By Adele BarkerIt was time to go home. I left Pakistan on February 5 only hours before my visa had expired and winged my way to Paris to see friends for five days before heading back to the U.S. I had mixed feelings about leaving. The pull of family, friends, and the deeply familiar drew me home. But I was leaving a country that has, on an almost daily basis, never failed over the past year to astonish me.

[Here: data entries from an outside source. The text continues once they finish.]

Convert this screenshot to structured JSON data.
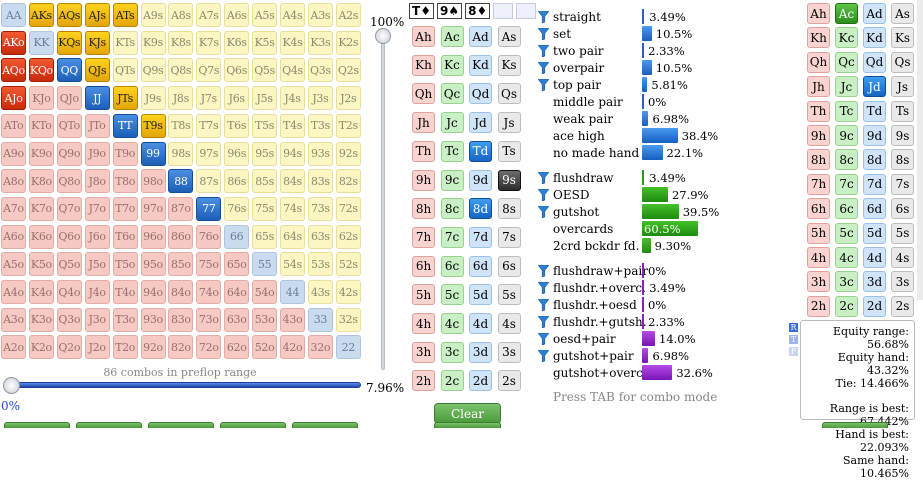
{
  "matrix": {
    "ranks": [
      "A",
      "K",
      "Q",
      "J",
      "T",
      "9",
      "8",
      "7",
      "6",
      "5",
      "4",
      "3",
      "2"
    ],
    "selected": [
      "AKs",
      "AQs",
      "AJs",
      "ATs",
      "AKo",
      "KQs",
      "KJs",
      "AQo",
      "KQo",
      "QQ",
      "QJs",
      "AJo",
      "JJ",
      "JTs",
      "TT",
      "T9s",
      "99",
      "88",
      "77"
    ],
    "combos_label": "86 combos in preflop range"
  },
  "sliders": {
    "vertical_pct": "100%",
    "vertical_level": 1.0,
    "range_pct": "7.96%",
    "range_zero": "0%",
    "range_level": 0.0
  },
  "board": {
    "cards": [
      {
        "rank": "T",
        "suit": "♦"
      },
      {
        "rank": "9",
        "suit": "♠"
      },
      {
        "rank": "8",
        "suit": "♦"
      }
    ]
  },
  "middle_grid": {
    "ranks": [
      "A",
      "K",
      "Q",
      "J",
      "T",
      "9",
      "8",
      "7",
      "6",
      "5",
      "4",
      "3",
      "2"
    ],
    "suits": [
      "h",
      "c",
      "d",
      "s"
    ],
    "selected": {
      "Td": "d",
      "9s": "s",
      "8d": "d"
    }
  },
  "right_grid": {
    "ranks": [
      "A",
      "K",
      "Q",
      "J",
      "T",
      "9",
      "8",
      "7",
      "6",
      "5",
      "4",
      "3",
      "2"
    ],
    "suits": [
      "h",
      "c",
      "d",
      "s"
    ],
    "selected": {
      "Ac": "c",
      "Jd": "d"
    }
  },
  "clear_label": "Clear",
  "stats": [
    {
      "label": "straight",
      "pct": 3.49,
      "text": "3.49%",
      "color": "blue",
      "filter": true
    },
    {
      "label": "set",
      "pct": 10.5,
      "text": "10.5%",
      "color": "blue",
      "filter": true
    },
    {
      "label": "two pair",
      "pct": 2.33,
      "text": "2.33%",
      "color": "blue",
      "filter": true
    },
    {
      "label": "overpair",
      "pct": 10.5,
      "text": "10.5%",
      "color": "blue",
      "filter": true
    },
    {
      "label": "top pair",
      "pct": 5.81,
      "text": "5.81%",
      "color": "blue",
      "filter": true
    },
    {
      "label": "middle pair",
      "pct": 0,
      "text": "0%",
      "color": "blue",
      "filter": false
    },
    {
      "label": "weak pair",
      "pct": 6.98,
      "text": "6.98%",
      "color": "blue",
      "filter": false
    },
    {
      "label": "ace high",
      "pct": 38.4,
      "text": "38.4%",
      "color": "blue",
      "filter": false
    },
    {
      "label": "no made hand",
      "pct": 22.1,
      "text": "22.1%",
      "color": "blue",
      "filter": false
    },
    {
      "label": "flushdraw",
      "pct": 3.49,
      "text": "3.49%",
      "color": "green",
      "filter": true
    },
    {
      "label": "OESD",
      "pct": 27.9,
      "text": "27.9%",
      "color": "green",
      "filter": true
    },
    {
      "label": "gutshot",
      "pct": 39.5,
      "text": "39.5%",
      "color": "green",
      "filter": true
    },
    {
      "label": "overcards",
      "pct": 60.5,
      "text": "60.5%",
      "color": "green",
      "filter": false
    },
    {
      "label": "2crd bckdr fd.",
      "pct": 9.3,
      "text": "9.30%",
      "color": "green",
      "filter": false
    },
    {
      "label": "flushdraw+pair",
      "pct": 0,
      "text": "0%",
      "color": "purple",
      "filter": true
    },
    {
      "label": "flushdr.+overc.",
      "pct": 3.49,
      "text": "3.49%",
      "color": "purple",
      "filter": true
    },
    {
      "label": "flushdr.+oesd",
      "pct": 0,
      "text": "0%",
      "color": "purple",
      "filter": true
    },
    {
      "label": "flushdr.+gutsh.",
      "pct": 2.33,
      "text": "2.33%",
      "color": "purple",
      "filter": true
    },
    {
      "label": "oesd+pair",
      "pct": 14.0,
      "text": "14.0%",
      "color": "purple",
      "filter": true
    },
    {
      "label": "gutshot+pair",
      "pct": 6.98,
      "text": "6.98%",
      "color": "purple",
      "filter": true
    },
    {
      "label": "gutshot+overc.",
      "pct": 32.6,
      "text": "32.6%",
      "color": "purple",
      "filter": false
    }
  ],
  "tab_hint": "Press TAB for combo mode",
  "equity": {
    "range": "Equity range: 56.68%",
    "hand": "Equity hand: 43.32%",
    "tie": "Tie: 14.466%",
    "range_best": "Range is best: 67.442%",
    "hand_best": "Hand is best: 22.093%",
    "same": "Same hand: 10.465%"
  },
  "badges": [
    "R",
    "T",
    "F"
  ],
  "colors": {
    "accent_blue": "#1d5fb8",
    "accent_gold": "#e3a60a",
    "accent_red": "#c82a0c",
    "green": "#2b8e1c",
    "purple": "#7a14b8"
  }
}
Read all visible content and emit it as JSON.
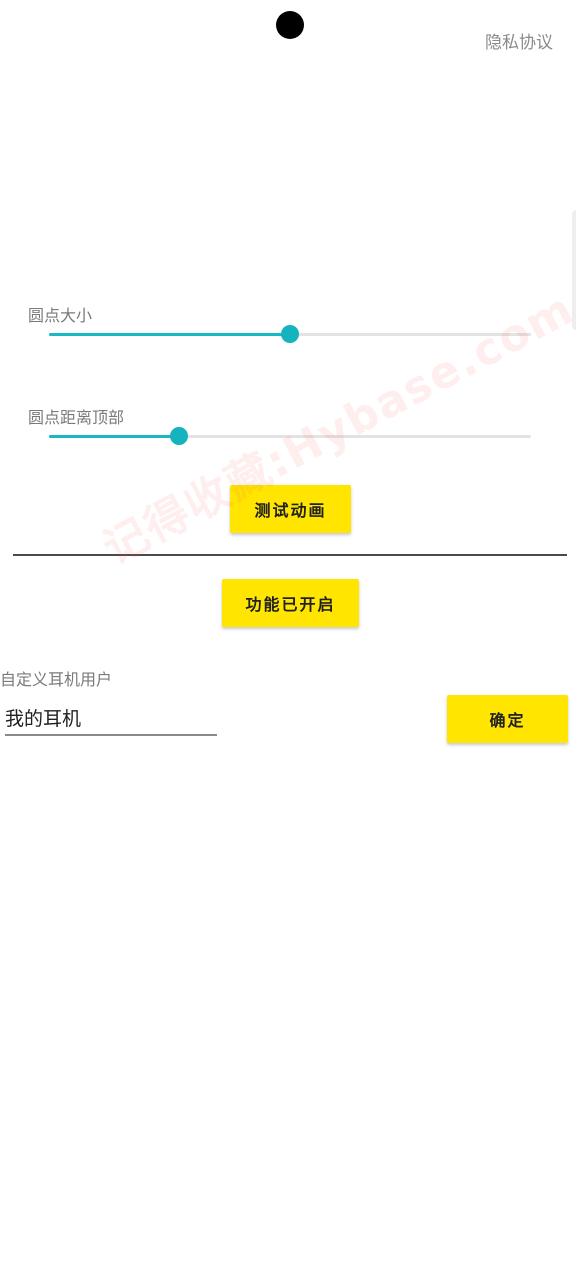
{
  "header": {
    "privacy_link": "隐私协议"
  },
  "sliders": [
    {
      "label": "圆点大小",
      "value": 0.5,
      "color": "#15b3be"
    },
    {
      "label": "圆点距离顶部",
      "value": 0.27,
      "color": "#15b3be"
    }
  ],
  "buttons": {
    "test_animation": "测试动画",
    "feature_status": "功能已开启",
    "confirm": "确定",
    "color": "#ffe500"
  },
  "custom_user": {
    "label": "自定义耳机用户",
    "value": "我的耳机"
  },
  "watermark": "记得收藏:Hybase.com"
}
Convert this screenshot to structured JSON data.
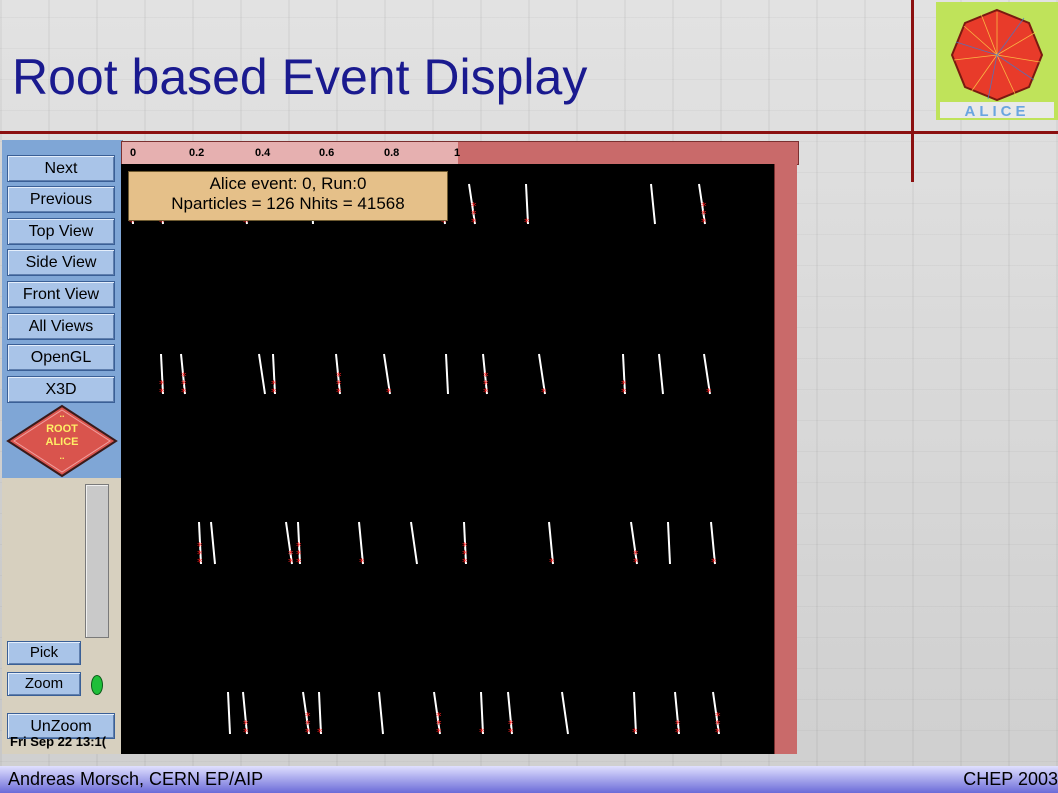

In an odd way, every day is like Christmas around here in Rawalpindi. The lights we put up once a year in the States are part of my everyday landscape in Pakistan. Red, blue, yellow and green lights are festooned outside the enormous wedding halls that dot the landscape of life here. Weddings are very very big, three-day affairs over here, draining families of their savings and quite possibly Pakistan of its electricity grid. No expense is spared either on the part of the family or on the part of the people who operate the wedding halls. At night, coming back from Islamabad, sometimes I look through the haze of traffic and see the blinking lights decorating the wedding halls, announcing yet another Pakistani wedding! It’s just another day of Christmas.
Adele Barker reflects on the tenth anniversary of the 2004 tsunami that claimed over 200,000 lives and left her former home of Sri Lanka deeply scarred.
Adele Barker reflects upon the changes in the country she wrote about in Not Quite Paradise.
Speaking to a convention of Sri Lankan Tamil doctors, Adele Barker discovers renewal through books.
Weeks after the Haitian earthquake, we want to see aid going where it needs to go.
On election day in Sri Lanka, Adele Barker shares a dispatch from Jaffna, a city recovering from the country's 26 year civil war.
This post is the first of a series marking the anniversary of the 2004 tsunami. This week's tragedy in Haiti calls painfully to mind the human loss and devastation of five years ago.